↓↓↓

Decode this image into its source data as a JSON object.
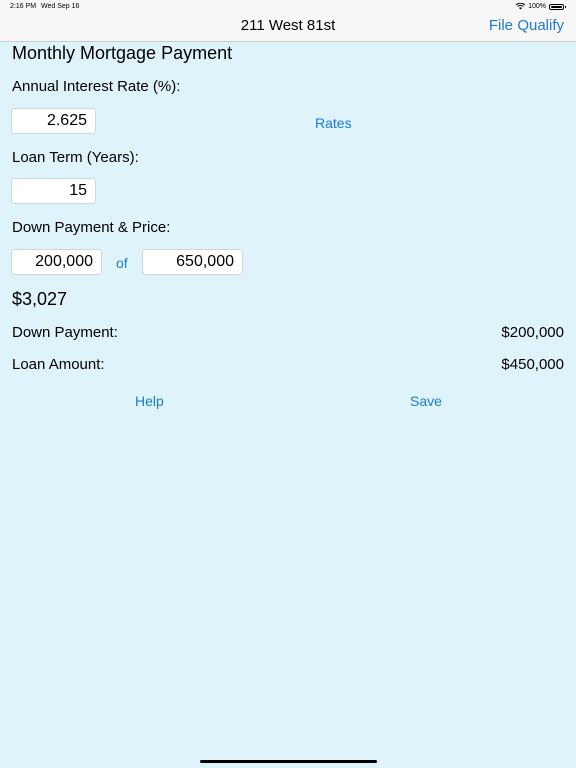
{
  "status": {
    "time": "2:16 PM",
    "date": "Wed Sep 16",
    "battery": "100%"
  },
  "nav": {
    "title": "211 West 81st",
    "file": "File",
    "qualify": "Qualify"
  },
  "section_title": "Monthly Mortgage Payment",
  "interest": {
    "label": "Annual Interest Rate (%):",
    "value": "2.625",
    "rates_link": "Rates"
  },
  "term": {
    "label": "Loan Term (Years):",
    "value": "15"
  },
  "down": {
    "label": "Down Payment & Price:",
    "down_value": "200,000",
    "of": "of",
    "price_value": "650,000"
  },
  "payment": {
    "value": "$3,027"
  },
  "summary": {
    "down_label": "Down Payment:",
    "down_value": "$200,000",
    "loan_label": "Loan Amount:",
    "loan_value": "$450,000"
  },
  "actions": {
    "help": "Help",
    "save": "Save"
  }
}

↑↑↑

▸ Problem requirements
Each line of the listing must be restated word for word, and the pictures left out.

▸ Answer for this exercise
Decode this image into its source data as a JSON object.
{
  "status": {
    "time": "2:16 PM",
    "date": "Wed Sep 16",
    "battery": "100%"
  },
  "nav": {
    "title": "211 West 81st",
    "file": "File",
    "qualify": "Qualify"
  },
  "section_title": "Monthly Mortgage Payment",
  "interest": {
    "label": "Annual Interest Rate (%):",
    "value": "2.625",
    "rates_link": "Rates"
  },
  "term": {
    "label": "Loan Term (Years):",
    "value": "15"
  },
  "down": {
    "label": "Down Payment & Price:",
    "down_value": "200,000",
    "of": "of",
    "price_value": "650,000"
  },
  "payment": {
    "value": "$3,027"
  },
  "summary": {
    "down_label": "Down Payment:",
    "down_value": "$200,000",
    "loan_label": "Loan Amount:",
    "loan_value": "$450,000"
  },
  "actions": {
    "help": "Help",
    "save": "Save"
  }
}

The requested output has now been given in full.